Data records START
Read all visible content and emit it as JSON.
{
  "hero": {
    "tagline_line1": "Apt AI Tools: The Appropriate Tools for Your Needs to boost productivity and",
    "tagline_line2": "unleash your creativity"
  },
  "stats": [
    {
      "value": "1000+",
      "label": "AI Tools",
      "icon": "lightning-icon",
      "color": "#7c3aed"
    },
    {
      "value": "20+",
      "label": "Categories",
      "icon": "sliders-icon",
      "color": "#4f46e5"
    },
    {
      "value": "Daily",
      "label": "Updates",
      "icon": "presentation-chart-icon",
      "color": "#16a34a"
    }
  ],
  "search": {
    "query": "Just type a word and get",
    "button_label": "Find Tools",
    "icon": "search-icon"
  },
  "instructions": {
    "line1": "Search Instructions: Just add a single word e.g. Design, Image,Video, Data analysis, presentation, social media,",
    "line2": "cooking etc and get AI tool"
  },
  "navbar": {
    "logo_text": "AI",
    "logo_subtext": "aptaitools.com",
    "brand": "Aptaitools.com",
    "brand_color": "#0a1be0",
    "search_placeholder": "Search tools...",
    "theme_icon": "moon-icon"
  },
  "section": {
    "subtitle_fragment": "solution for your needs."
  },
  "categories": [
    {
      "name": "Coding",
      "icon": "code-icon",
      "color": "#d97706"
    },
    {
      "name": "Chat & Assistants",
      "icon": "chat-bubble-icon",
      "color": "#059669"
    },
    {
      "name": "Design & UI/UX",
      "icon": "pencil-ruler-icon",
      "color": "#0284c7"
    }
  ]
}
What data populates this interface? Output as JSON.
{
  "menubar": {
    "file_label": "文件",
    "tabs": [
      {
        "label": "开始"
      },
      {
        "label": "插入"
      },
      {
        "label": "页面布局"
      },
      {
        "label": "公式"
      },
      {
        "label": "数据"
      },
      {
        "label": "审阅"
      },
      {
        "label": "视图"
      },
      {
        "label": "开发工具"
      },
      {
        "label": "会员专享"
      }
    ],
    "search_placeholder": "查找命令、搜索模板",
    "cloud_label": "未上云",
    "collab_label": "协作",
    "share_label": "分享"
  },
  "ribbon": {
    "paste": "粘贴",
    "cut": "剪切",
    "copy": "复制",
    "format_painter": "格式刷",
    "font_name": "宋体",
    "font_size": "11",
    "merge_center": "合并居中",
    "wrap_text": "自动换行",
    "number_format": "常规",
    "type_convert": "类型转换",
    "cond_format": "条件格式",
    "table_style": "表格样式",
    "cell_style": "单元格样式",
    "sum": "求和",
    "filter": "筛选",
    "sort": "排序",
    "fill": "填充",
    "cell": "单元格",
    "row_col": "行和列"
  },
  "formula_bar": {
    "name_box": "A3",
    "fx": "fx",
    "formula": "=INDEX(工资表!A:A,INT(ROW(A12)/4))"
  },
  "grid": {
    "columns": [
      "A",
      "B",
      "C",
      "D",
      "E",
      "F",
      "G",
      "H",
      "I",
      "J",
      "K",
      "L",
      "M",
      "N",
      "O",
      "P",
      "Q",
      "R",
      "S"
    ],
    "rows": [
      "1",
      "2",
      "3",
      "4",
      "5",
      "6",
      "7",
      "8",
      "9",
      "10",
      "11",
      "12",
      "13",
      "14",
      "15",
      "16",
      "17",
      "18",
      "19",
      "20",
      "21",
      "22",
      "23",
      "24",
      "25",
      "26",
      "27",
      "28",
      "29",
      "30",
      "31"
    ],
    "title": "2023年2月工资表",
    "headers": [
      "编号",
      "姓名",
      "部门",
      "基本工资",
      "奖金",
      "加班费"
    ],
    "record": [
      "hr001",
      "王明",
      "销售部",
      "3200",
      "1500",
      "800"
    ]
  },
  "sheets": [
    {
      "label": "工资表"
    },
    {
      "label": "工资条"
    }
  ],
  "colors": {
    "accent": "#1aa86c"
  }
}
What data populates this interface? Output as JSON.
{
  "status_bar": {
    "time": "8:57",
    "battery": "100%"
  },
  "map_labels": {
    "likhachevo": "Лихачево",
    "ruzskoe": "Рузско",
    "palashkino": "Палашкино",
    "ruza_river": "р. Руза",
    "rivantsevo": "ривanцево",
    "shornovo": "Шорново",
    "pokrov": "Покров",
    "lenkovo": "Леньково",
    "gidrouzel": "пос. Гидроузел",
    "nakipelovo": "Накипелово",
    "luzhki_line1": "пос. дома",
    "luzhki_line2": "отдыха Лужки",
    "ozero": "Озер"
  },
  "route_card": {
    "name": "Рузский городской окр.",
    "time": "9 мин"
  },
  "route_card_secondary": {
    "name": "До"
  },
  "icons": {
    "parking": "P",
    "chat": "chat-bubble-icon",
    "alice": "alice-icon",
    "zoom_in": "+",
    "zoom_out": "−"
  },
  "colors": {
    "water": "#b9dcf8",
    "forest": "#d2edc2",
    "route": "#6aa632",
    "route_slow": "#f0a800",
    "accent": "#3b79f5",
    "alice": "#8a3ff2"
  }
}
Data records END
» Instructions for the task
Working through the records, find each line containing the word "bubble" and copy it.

» Output for this task
      "icon": "chat-bubble-icon",
    "chat": "chat-bubble-icon",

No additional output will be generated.